(Exercise): Take the records below and copy them exactly.

Top of Data

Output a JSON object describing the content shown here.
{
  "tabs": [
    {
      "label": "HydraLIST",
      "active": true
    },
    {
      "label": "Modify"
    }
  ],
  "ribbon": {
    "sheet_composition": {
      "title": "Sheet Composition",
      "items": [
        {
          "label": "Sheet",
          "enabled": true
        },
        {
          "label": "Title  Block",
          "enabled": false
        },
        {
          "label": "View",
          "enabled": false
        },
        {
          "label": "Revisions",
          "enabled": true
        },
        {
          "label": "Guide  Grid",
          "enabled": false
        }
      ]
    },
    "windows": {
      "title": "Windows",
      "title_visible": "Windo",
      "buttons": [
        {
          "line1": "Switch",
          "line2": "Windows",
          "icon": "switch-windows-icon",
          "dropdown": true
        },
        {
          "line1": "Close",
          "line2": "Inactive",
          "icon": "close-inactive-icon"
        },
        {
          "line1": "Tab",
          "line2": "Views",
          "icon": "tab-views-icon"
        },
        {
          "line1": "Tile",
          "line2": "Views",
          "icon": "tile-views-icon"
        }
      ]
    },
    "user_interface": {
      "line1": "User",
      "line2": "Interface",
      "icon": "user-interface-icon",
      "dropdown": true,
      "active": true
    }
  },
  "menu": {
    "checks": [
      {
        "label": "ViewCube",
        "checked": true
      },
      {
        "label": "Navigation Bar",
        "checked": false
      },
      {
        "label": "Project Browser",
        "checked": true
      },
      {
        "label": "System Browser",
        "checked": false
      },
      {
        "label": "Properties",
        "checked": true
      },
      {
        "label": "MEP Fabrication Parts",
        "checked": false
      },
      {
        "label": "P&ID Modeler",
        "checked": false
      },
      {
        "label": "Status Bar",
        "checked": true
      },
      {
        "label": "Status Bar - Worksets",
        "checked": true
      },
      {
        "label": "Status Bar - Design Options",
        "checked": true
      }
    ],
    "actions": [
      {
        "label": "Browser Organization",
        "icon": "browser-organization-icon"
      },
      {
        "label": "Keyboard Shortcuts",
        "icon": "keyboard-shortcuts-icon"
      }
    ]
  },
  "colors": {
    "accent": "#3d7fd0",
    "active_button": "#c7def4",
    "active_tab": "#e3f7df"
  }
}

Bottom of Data

(Response):
Output a JSON object describing the content shown here.
{
  "tabs": [
    {
      "label": "HydraLIST",
      "active": true
    },
    {
      "label": "Modify"
    }
  ],
  "ribbon": {
    "sheet_composition": {
      "title": "Sheet Composition",
      "items": [
        {
          "label": "Sheet",
          "enabled": true
        },
        {
          "label": "Title  Block",
          "enabled": false
        },
        {
          "label": "View",
          "enabled": false
        },
        {
          "label": "Revisions",
          "enabled": true
        },
        {
          "label": "Guide  Grid",
          "enabled": false
        }
      ]
    },
    "windows": {
      "title": "Windows",
      "title_visible": "Windo",
      "buttons": [
        {
          "line1": "Switch",
          "line2": "Windows",
          "icon": "switch-windows-icon",
          "dropdown": true
        },
        {
          "line1": "Close",
          "line2": "Inactive",
          "icon": "close-inactive-icon"
        },
        {
          "line1": "Tab",
          "line2": "Views",
          "icon": "tab-views-icon"
        },
        {
          "line1": "Tile",
          "line2": "Views",
          "icon": "tile-views-icon"
        }
      ]
    },
    "user_interface": {
      "line1": "User",
      "line2": "Interface",
      "icon": "user-interface-icon",
      "dropdown": true,
      "active": true
    }
  },
  "menu": {
    "checks": [
      {
        "label": "ViewCube",
        "checked": true
      },
      {
        "label": "Navigation Bar",
        "checked": false
      },
      {
        "label": "Project Browser",
        "checked": true
      },
      {
        "label": "System Browser",
        "checked": false
      },
      {
        "label": "Properties",
        "checked": true
      },
      {
        "label": "MEP Fabrication Parts",
        "checked": false
      },
      {
        "label": "P&ID Modeler",
        "checked": false
      },
      {
        "label": "Status Bar",
        "checked": true
      },
      {
        "label": "Status Bar - Worksets",
        "checked": true
      },
      {
        "label": "Status Bar - Design Options",
        "checked": true
      }
    ],
    "actions": [
      {
        "label": "Browser Organization",
        "icon": "browser-organization-icon"
      },
      {
        "label": "Keyboard Shortcuts",
        "icon": "keyboard-shortcuts-icon"
      }
    ]
  },
  "colors": {
    "accent": "#3d7fd0",
    "active_button": "#c7def4",
    "active_tab": "#e3f7df"
  }
}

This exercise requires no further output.